We’ve said it before but it bears repeating, We LOVE what Sarah Burton has done with Alexander McQueen. It is such a remarkable fusion of the late predecessor’s vision and Sarah’s own unique talent and individuality. It’s almost as if she has been channeling Alexander when standing in front of her mannequins, ready to design. If anything, Sarah’s womanly touch has brought the line a little more accessibility.
Burton, along with Chanel and Givenchy, chose an aquatic theme but her creatures of the sea were much more like Goddesses than the others. “It’s all about Gaia, the wonder of nature, the sea.” said Sarah as dresses constructed of encrustations of beading and mother-of-pearl, rivulets of microscopic pleats, filigrees of leather, cascades of ruffles, and miles of lace were painstakingly peeled off models by a phalanx of dressers.
The collection’s quality has not slipped one iota from the days when Alexander was at its helm. In fact, this show, with all its allusions to coral, sea anemones, barnacles, frondy seaweed, silvery mother-of-pearl, and bone-white seashell, was practically at the level of a Parisian couturier.
This funny story says a lot of how adored Sarah Burton is in the fashion world – after the show, only her 3rd solo collection, Emmanuelle Alt, editor of French Vogue, first backstage—ahead of a 200-strong throng of congratulators—went down on her knees and pawed the ground in front of Sarah Burton, laughing, “Thank you!” Indeed, the props were well deserved.

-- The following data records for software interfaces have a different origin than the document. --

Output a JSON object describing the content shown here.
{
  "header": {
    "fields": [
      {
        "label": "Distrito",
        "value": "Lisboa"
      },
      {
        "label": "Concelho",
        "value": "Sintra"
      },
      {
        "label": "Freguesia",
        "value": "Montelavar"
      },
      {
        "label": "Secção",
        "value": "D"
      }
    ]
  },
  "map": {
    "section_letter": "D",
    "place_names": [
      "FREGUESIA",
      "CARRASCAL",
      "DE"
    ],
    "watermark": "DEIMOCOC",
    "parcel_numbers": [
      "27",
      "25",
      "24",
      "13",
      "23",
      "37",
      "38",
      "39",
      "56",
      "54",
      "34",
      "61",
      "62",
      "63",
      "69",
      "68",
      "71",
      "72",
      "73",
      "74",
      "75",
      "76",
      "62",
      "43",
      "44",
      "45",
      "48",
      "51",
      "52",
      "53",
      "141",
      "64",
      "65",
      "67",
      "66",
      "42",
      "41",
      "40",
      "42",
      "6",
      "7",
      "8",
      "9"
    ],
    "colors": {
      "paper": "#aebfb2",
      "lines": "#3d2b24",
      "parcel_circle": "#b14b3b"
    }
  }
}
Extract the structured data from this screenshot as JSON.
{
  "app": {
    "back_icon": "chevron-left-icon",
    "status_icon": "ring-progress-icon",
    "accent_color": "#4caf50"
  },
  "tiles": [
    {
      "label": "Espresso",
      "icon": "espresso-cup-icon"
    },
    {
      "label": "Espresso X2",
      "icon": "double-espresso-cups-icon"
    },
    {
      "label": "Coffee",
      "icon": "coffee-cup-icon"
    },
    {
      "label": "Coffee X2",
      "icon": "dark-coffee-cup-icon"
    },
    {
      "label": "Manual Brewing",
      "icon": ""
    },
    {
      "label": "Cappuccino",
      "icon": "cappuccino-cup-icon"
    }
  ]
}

Givenchy, another designer with an aquatic theme for his Spring/Summer collection, claimed surfers and mermaids as influences, but we’ve never known any of either species to be as chic and sexy as Givenchy’s models were. There was no denying the sex appeal of Riccardo Tisci’s jackets that were sharp and soft at the same time, with strong, confident shoulders, and, for contrast, suggestive, undulating lapels and come-hither peplums trimmed not in leather but eel skin, shark, or stingray. The high low of many of his skirts showed much of the models legs while maintaining the length. Leaving the viewer to decide whether the silhouette was naughty or nice.
The collection’s overall impression of strength was balanced with a femininity that came from the play of softly fluted volumes in peplumed jackets and intricately pieced dresses made of white lace and chiffon.
Marc Jacob’s Spring/Summer collection for Louis Vuitton was the first time we could seriously see him replacing John Galliano at Christian Dior (as the rumor mill has it). His technique and craftsmanship has never looked stronger,and it seems he has developed a devotion to them.
Broderie anglaise was used for exaggerated Vandyke collars, and as insets replacing the alternate diamonds on an Argyle knit. It perforated stiff little faille skirt suits and separates made from leather treated to look like scrunched-up sheets of cartridge paper. Matte crocodile coats were painstakingly hand-pieced together so that the scales match and an eggshell lacquer bag made with the assistance of the last man in Paris still in command of the 1920’s technique will be in high demand.
Jacobs captured the mood of ironically exaggerated femininity that has swept the runways perfectly. There was an abundant use of eyelet lace forming fields of daisies and to soften the effect even more, these pieces were veiled in sugar-almond-colored organza layers or misted with shaded ostrich-feather fronds.
The last of the models has walked the catwalk for Spring/Summer 2012 and we will leave you with these last parting shots as we prepare to shift our gears back to Fall/Winter 2011.
Top section: Alexander McQueen Spring/Summer 2012.
Middle section clock wise from top left: 1-3 Givenchy Spring Summer 2012, 4-6 Louis Vuitton Spring Summer 2012
Bottom section: Row 1 – Dries Van Noten Spring/Summer 2012, Row 2 – Yves St. Laurent Spring/Summer 2012, Row 3 – Chanel Spring/Summer 2012.